Talking to a parent about mental health can be scary for lots of reasons.
Maybe you don’t know how they will react or you think that they already have enough to worry about. Maybe you feel like they are part of the problem, or you just don’t know what to say.Here are some tips to help you prepare for that talk.
Know What You Want from the Conversation
It takes maturity to figure out what you want to get out of a conversation. Most often you’ll probably want the adults in your life to do one or more of these things:
- listen and understand what you’re going through without offering advice or commentary
- offer you advice or help
- guide you back on track if you’re in trouble — in a way that’s fair and helpful
If you can think about this before you begin talking, then you can say why you want to talk in a way that communicates what you need. For example:
- “Mam, I need to tell you about a problem I’m having, but I need you to just listen, OK? Don’t give me advice — I just want you to know what’s going on.”
Identify Your Feelings
Things like sadness or anxiety are difficult to discuss with anyone, let alone a parent. It’s normal to be nervous when talking about sensitive topics.Recognize how you’re feeling — for example, maybe you’re worried that telling parents about a problem will make them disappointed or sad. But instead of letting those feelings stop you from talking, put them into words as part of the conversation. For example:

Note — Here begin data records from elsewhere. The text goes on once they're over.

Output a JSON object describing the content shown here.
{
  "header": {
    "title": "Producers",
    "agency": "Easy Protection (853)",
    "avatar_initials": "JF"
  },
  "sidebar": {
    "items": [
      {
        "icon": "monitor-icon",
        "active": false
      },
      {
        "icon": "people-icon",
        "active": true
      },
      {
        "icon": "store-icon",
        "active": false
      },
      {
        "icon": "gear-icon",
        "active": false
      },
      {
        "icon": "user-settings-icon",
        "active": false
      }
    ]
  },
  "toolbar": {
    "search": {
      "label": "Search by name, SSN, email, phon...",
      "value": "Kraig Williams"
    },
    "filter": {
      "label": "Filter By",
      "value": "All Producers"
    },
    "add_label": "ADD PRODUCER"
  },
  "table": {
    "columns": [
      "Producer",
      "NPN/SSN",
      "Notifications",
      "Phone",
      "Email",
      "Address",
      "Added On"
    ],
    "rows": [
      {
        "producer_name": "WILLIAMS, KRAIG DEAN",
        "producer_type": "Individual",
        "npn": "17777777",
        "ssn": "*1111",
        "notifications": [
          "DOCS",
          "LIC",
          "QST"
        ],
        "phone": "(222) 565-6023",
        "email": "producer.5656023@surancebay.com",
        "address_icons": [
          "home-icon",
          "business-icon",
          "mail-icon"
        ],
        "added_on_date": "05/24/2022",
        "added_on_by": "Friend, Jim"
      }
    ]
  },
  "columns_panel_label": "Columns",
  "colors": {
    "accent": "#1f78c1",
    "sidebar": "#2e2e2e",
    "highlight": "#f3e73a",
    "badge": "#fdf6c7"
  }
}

- “Mam, I need to talk to you — but I’m afraid I’ll upset you.”
- “Dad, I need to talk to you about something — but it’s hard for me.”
Pick a Good Time to Talk
Approach your parent when he or she isn’t busy with something else. Wait until things are calm and you know that they have time to really listen. Driving in the car or going for a walk can be great opportunities to talk. If it’s hard to find the right time, ask, “I need to talk to you. When can we chat?”Fail to prepare, prepare to fail. If you find it hard to get the words out, try writing down your feelings in a note or text first. It may help you to express yourself without getting upset.
If you would like professional support with anything you are going through turn2me provides free, confidential online supports for young people and adults in the Republic of Ireland.
- Peer support – A free and safe space where you can find and give support by connecting with other people who have been through similar experiences.
- Group support -Facilitated by a mental health professional, support groups are a safe space to connect with others and share solutions and coping strategies on a variety of mental health topics.
- Counselling – Support for whatever you are going through, this is a safe space to talk with a professional counsellor to help you understand your feelings and work together to develop the tools you need to get through tough times.